■ Materials provided:
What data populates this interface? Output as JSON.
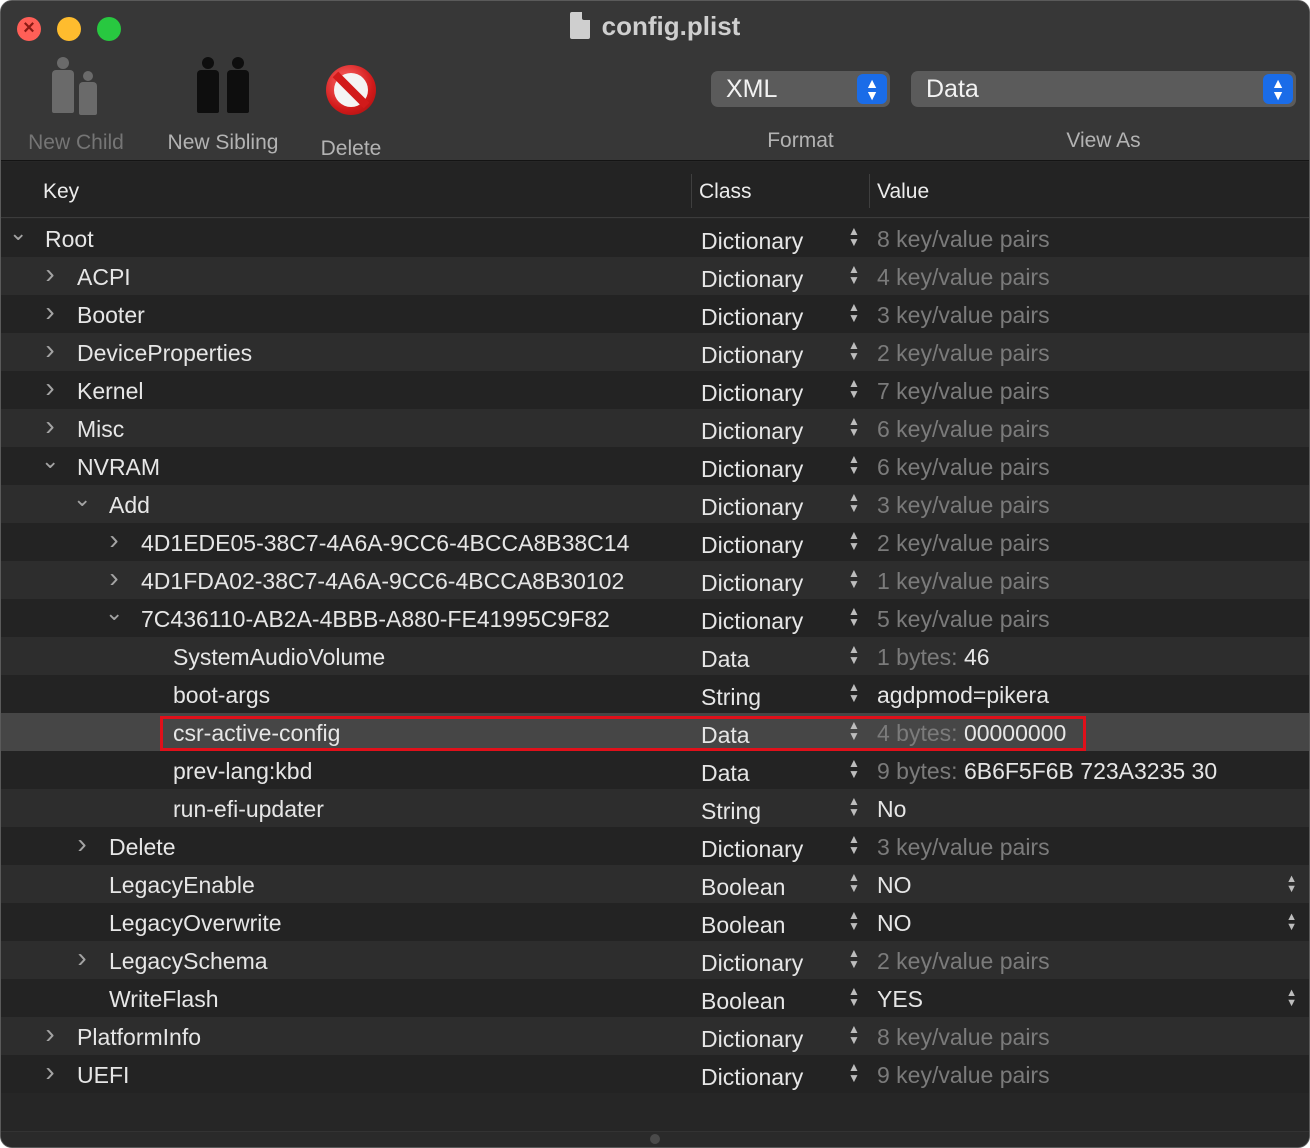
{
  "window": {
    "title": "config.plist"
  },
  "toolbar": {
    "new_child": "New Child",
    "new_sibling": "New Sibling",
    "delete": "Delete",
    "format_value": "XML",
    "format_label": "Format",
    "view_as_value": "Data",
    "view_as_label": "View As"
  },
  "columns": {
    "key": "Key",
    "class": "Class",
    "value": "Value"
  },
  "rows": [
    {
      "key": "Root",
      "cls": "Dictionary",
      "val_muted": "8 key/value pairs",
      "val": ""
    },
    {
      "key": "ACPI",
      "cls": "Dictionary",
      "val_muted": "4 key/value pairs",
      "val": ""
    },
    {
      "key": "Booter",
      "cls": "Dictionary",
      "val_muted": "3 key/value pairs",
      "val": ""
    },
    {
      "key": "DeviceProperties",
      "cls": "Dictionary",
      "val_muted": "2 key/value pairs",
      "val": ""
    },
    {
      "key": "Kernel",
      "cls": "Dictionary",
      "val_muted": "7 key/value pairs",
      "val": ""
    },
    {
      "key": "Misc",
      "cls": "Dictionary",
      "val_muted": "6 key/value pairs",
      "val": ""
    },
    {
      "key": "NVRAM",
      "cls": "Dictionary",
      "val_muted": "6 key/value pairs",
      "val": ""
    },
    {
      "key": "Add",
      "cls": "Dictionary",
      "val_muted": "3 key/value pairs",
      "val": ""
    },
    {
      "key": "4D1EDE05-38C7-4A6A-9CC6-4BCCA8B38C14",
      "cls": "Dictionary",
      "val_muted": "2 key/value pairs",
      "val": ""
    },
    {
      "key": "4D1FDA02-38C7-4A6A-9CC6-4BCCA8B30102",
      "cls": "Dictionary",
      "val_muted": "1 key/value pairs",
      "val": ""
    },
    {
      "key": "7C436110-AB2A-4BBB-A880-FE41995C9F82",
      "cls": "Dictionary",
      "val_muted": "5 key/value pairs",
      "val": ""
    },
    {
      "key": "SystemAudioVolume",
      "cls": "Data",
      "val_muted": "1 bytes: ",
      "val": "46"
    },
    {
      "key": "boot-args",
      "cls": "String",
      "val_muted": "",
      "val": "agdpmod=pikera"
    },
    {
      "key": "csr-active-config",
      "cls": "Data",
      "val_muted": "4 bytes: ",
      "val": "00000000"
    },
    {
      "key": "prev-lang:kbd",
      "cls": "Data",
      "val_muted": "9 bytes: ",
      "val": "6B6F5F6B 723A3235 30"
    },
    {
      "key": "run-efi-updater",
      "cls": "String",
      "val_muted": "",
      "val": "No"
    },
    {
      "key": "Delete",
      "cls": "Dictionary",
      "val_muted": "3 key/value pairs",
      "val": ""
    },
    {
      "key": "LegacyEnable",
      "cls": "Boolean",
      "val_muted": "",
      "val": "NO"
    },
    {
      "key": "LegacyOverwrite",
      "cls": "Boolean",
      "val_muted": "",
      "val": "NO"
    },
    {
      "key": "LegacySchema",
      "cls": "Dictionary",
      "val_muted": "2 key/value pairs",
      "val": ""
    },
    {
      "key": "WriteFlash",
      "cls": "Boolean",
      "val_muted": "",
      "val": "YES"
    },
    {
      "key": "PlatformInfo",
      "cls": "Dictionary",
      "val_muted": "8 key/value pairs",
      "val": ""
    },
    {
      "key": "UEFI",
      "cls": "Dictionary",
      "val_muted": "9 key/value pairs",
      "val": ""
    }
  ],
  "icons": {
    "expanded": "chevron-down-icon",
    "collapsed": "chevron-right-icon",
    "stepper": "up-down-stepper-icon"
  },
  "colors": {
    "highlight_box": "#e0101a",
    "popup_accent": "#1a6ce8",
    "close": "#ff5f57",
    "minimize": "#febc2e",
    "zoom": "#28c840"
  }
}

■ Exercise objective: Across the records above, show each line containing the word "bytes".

■ Problem solution:
      "val_muted": "1 bytes: ",
      "val_muted": "4 bytes: ",
      "val_muted": "9 bytes: ",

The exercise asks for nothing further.